● **Work to complete**: Among the records below, find the lines that contain "color" and copy each of them.

App and web page records
▬▬▬▬▬▬▬▬▬▬

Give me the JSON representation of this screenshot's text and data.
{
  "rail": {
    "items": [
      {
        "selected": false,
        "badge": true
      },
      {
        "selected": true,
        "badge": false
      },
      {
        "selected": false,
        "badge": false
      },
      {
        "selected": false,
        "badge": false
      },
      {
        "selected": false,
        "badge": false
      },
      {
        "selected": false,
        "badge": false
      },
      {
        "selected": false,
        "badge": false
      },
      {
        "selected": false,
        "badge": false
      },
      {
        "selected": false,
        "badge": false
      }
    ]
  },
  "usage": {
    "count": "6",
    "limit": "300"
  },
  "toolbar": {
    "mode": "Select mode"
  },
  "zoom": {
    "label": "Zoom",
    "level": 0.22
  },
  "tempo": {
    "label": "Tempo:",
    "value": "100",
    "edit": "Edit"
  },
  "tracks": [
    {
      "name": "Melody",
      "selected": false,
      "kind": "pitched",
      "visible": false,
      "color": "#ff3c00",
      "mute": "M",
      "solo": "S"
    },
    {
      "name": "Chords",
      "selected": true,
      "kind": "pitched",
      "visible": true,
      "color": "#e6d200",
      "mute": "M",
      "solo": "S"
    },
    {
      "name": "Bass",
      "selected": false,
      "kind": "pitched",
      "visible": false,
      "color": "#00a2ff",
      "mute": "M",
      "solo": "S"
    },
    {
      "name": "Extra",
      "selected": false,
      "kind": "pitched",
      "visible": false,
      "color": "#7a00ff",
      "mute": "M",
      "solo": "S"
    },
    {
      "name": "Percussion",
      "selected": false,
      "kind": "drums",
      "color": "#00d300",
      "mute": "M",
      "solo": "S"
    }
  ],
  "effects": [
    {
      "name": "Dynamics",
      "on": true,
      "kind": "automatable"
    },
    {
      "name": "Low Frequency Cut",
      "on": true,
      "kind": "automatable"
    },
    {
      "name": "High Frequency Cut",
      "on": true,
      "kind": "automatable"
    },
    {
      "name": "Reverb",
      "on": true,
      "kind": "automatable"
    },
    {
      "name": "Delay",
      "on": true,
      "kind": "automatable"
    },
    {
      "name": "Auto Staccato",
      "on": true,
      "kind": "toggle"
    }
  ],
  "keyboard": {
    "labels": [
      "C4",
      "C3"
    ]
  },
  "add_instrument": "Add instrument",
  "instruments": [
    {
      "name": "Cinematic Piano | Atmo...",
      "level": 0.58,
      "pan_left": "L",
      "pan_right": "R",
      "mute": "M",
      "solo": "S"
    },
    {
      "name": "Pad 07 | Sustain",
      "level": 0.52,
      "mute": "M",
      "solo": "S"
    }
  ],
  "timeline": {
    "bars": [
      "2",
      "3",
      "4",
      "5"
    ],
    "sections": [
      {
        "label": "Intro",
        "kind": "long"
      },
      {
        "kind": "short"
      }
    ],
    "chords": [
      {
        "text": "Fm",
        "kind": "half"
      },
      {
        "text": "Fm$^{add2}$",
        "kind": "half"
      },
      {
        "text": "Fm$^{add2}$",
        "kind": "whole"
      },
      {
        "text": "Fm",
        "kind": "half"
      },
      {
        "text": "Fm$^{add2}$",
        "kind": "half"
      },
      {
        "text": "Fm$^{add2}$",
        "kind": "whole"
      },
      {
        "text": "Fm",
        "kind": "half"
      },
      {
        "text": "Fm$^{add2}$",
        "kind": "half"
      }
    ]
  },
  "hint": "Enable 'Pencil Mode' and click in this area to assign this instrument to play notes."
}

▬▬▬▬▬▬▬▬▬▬

● **Task solution**:
      "color": "#ff3c00",
      "color": "#e6d200",
      "color": "#00a2ff",
      "color": "#7a00ff",
      "color": "#00d300",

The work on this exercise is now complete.